The recent Chennai floods have been a classic case study on how a natural disaster can destroy your things including key documents. Losing documents can be disastrous and obtaining new ones can be tedious. To keep documents safe and secure, a Chennai based start-up firm, myeasydocs, is creating a repository of certified documents, that can be used electronically anywhere in the world.
It is similar to dropbox or digilocker, a service launched by the government of India. So this is how myeasydocs works: On payment of a nominal fee, people can get a certified copy from the issuing authority into the myeasydocs repository and submit these documents officially to any entity that needs the document. “We do this for a very nominal fee and within a matter of few days. Anyone who wants to keep their documents safe can come to us,” said, the firm’s chief executive officer, Avira Tharakan. For this, the start-up firm has tie-ups with universities, banks, government bodies and other institutions.

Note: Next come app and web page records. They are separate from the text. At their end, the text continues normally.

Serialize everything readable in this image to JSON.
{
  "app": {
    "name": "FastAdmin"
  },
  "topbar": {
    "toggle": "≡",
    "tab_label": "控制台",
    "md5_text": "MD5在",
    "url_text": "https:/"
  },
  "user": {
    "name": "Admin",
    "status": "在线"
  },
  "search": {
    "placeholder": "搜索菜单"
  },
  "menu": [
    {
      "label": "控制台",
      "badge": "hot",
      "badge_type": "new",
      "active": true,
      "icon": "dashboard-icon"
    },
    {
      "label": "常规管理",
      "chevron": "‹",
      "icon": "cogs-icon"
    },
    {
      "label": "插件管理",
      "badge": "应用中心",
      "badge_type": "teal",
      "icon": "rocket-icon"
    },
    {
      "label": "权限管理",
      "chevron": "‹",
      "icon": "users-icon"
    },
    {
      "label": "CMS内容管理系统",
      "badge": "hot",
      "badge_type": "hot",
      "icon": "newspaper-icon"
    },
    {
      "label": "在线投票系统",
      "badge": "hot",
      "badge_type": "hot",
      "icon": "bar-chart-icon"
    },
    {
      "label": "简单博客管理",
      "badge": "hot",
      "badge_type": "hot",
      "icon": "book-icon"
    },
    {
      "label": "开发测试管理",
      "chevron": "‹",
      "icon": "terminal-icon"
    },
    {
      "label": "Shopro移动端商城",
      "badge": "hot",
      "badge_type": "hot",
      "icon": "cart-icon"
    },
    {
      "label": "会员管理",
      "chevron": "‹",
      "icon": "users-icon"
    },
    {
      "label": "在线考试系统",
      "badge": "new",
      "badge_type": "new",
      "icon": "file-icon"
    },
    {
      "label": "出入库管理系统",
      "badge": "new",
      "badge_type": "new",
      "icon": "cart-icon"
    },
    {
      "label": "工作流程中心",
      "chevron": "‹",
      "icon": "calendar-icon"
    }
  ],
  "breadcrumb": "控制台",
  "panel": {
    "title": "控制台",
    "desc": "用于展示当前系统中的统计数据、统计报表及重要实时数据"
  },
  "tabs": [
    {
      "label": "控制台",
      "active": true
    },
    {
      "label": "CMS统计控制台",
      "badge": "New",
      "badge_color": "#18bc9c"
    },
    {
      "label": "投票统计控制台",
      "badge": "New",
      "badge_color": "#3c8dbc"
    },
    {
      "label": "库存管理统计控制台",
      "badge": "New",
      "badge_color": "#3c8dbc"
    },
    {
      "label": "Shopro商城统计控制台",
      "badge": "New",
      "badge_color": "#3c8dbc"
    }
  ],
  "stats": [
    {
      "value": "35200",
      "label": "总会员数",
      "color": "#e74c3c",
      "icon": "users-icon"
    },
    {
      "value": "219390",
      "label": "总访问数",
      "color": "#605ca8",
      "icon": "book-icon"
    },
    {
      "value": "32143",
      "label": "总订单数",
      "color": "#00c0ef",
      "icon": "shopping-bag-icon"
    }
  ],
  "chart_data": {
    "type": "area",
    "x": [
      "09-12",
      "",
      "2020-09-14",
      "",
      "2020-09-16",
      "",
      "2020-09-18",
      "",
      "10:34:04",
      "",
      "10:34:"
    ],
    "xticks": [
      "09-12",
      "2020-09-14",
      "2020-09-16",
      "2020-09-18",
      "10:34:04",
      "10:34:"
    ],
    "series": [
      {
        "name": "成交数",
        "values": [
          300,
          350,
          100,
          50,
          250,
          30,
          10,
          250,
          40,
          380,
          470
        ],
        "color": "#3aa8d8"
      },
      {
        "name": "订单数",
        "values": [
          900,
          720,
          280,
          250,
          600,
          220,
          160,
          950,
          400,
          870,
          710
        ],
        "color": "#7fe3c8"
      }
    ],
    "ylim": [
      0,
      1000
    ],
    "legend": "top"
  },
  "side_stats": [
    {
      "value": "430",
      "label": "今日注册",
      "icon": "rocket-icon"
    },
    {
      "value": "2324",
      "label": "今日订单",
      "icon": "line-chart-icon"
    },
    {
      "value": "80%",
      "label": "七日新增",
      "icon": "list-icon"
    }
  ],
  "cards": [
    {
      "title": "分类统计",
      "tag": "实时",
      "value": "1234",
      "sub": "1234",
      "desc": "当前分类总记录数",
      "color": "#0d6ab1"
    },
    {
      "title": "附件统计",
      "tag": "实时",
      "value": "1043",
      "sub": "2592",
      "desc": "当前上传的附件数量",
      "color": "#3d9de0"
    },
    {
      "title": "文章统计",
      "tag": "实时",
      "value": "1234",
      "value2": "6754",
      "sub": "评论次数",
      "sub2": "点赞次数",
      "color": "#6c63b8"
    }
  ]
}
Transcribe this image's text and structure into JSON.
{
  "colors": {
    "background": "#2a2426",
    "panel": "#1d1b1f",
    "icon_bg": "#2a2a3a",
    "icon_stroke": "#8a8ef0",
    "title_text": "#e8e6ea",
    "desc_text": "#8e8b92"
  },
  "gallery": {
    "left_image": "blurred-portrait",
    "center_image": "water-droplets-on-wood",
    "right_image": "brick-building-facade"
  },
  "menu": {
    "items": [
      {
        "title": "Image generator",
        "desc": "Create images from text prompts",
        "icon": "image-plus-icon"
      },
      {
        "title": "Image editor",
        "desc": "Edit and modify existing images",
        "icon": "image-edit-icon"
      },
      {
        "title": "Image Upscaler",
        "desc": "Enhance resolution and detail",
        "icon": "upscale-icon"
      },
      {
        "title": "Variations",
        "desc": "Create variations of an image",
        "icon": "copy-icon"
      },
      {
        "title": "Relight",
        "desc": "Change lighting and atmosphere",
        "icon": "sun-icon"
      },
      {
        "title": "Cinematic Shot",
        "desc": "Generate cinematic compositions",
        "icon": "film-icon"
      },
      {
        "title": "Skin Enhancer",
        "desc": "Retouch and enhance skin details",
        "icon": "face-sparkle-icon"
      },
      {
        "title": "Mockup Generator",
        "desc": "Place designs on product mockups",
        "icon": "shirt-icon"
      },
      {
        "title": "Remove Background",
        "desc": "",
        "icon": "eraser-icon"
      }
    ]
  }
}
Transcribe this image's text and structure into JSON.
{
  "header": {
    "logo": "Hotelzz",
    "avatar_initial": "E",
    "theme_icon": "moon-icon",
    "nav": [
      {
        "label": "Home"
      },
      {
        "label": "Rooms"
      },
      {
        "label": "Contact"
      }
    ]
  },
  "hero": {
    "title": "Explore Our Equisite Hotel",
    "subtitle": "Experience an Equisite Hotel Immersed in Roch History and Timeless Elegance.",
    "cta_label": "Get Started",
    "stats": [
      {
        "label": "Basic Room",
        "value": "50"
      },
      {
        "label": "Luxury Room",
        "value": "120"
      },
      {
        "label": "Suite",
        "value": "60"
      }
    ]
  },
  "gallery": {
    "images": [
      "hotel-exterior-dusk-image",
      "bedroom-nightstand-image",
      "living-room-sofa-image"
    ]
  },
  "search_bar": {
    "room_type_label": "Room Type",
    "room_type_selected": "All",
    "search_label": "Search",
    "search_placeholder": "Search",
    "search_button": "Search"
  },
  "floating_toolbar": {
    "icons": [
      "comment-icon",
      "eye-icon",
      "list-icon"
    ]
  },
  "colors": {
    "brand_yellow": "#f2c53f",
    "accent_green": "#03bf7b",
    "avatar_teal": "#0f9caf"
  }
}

Mr. Tharakan said, “We have 12 Universities in Tamil Nadu with another 15 just completing sign off. This would mean we would have coverage of over most of the Universities — both private and State Universities on myeasydocs.”
The firm, when it first began its journey was an online document verification firm and gradually ventured into other areas. It has detected more than 100 fake certificates from Tamil Nadu, mostly quacks working in Singapore and Saudi Arabia.